He warns her repeatedly that if she persists, if she can’t handle the problem herself, “we have to follow the procedure”. Karina wants to find the whole thing hilarious; only slowly does she open her eyes to what she’s done. This three-hander in the tiniest space at the top of Jury’s Inn is an exceptional piece of theatre-making, and a powerful, understated examination of the moral choices amid Europe’s refugee crisis.
The performances, including Aya Daghem as the silently beseechful, proudly disdainful Amena, are subtle and skilled, as is the stage choreography, as the drama evolves on a repeating loop. The play is written and directed by Henry C Krempels – a journalist who brings his own considerable reporting to bear on the piece.
WE’RE HEADING TO EDINBURGH!
THE TRAIN OF SECOND CHANCE
Communication Workshop with Anima Theatre Company and Arcola LAB
Set on an overnight train somewhere in Europe, The Sleeper, will be a singular exploration of prejudice, language and identity. Weaving together a mix of real-life testimony from Syrian refugees, fiction and personal experience, Henry C. Krempels draws from his unusual story, The Immigration Train, commissioned by Vice Magazine in the summer of 2015, at the height of the immigration crisis.
The Sleeper describes a situation familiar to thousands of refugees over the past few years who have become stuck somewhere between leaving home and starting a new life. The play follows Karina, a British traveller, innocently reports a woman sleeping in her bed on the overnight train. Drawn together by this simple action, the group become enveloped in the tension that exists between absolute strangers, where the less they reveal about themselves the less obvious their differences will become.
Anima Theatre Company is a group of European writers, directors and actors focused on experimental theatre and new writing. As a company, we are interested in inclusive theatre, giving voice to those who struggle to be heard and always attempting to bring people to theatre who may never otherwise come into contact with it. Our aim is to promote collaboration, conversation and connectedness.

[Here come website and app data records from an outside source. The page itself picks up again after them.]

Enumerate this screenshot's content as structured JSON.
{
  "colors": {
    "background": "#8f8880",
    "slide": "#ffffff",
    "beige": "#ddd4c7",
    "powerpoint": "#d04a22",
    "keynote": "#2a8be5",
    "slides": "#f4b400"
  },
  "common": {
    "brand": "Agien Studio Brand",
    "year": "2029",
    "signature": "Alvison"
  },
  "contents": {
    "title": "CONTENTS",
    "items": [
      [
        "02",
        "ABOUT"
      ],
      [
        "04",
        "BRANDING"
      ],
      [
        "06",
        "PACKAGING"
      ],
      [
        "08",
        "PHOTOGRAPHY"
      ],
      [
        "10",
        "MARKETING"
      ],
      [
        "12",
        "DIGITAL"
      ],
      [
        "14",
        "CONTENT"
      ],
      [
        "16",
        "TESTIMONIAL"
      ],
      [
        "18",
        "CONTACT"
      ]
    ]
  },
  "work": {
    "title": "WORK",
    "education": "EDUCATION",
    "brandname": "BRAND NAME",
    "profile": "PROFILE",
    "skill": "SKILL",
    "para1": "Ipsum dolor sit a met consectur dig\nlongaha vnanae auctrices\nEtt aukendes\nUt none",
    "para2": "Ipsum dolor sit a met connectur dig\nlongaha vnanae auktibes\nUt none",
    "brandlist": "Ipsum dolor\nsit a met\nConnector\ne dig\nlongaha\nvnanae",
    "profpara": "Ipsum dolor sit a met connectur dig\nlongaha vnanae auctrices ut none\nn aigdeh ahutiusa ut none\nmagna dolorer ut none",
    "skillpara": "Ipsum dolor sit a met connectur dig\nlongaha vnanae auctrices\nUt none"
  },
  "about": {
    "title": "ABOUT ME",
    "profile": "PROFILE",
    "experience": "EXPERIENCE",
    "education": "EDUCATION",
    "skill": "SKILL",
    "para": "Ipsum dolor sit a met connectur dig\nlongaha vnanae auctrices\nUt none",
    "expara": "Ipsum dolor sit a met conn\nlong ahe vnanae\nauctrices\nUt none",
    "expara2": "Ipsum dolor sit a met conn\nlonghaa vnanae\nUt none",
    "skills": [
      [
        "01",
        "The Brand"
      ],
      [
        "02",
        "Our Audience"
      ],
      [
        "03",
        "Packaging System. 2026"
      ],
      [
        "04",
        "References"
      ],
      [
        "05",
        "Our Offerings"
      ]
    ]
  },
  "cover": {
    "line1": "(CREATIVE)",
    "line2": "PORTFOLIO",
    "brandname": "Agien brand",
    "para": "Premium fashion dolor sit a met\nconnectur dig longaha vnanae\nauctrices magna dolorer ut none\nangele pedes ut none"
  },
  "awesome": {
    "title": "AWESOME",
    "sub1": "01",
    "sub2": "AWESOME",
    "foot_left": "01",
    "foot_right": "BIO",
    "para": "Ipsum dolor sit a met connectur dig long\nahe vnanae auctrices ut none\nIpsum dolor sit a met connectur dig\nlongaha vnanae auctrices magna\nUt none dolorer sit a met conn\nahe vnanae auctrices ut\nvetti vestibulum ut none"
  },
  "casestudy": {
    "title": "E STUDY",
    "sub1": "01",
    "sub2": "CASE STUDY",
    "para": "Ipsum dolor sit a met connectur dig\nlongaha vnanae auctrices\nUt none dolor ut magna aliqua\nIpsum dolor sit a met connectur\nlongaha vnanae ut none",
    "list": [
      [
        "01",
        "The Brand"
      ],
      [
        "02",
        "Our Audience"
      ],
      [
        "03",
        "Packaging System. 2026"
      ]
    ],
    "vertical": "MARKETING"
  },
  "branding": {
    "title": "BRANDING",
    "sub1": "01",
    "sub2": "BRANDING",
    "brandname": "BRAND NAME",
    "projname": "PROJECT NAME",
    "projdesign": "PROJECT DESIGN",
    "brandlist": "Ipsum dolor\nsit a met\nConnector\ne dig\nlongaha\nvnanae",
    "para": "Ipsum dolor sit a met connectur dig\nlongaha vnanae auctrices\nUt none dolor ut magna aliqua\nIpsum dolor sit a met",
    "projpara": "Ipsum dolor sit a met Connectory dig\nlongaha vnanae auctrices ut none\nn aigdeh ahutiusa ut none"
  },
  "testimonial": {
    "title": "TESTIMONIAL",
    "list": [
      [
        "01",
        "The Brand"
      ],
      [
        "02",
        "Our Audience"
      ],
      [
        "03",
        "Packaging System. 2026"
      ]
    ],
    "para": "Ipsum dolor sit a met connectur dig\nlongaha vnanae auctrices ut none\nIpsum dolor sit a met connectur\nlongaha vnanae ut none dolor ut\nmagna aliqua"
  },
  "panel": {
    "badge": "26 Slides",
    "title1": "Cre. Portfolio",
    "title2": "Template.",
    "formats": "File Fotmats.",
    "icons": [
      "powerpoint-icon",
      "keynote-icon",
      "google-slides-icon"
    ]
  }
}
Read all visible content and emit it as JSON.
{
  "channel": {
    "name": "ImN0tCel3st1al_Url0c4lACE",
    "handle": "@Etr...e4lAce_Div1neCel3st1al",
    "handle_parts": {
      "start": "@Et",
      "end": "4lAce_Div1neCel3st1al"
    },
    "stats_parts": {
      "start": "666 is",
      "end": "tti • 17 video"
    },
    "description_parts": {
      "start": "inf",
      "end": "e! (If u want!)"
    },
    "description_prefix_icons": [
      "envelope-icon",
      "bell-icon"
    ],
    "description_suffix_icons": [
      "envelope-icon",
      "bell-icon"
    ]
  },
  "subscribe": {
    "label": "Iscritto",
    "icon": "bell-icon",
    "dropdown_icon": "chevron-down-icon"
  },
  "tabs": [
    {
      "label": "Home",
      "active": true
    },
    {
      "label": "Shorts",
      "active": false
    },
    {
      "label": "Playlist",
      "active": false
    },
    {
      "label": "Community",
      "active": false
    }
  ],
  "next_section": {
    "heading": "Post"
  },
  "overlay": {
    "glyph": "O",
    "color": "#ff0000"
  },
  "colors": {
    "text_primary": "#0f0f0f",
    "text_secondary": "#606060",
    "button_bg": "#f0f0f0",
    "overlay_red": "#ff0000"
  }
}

If you think you might be interested, would like to know more, or you know people who might be interested we’d love to hear from them. Email us at firstname.lastname@example.org. The project is free and we’ll pay travel costs for those based in London. We are hoping to do this in the next month so do let us know as soon as possible if you wish to be involved.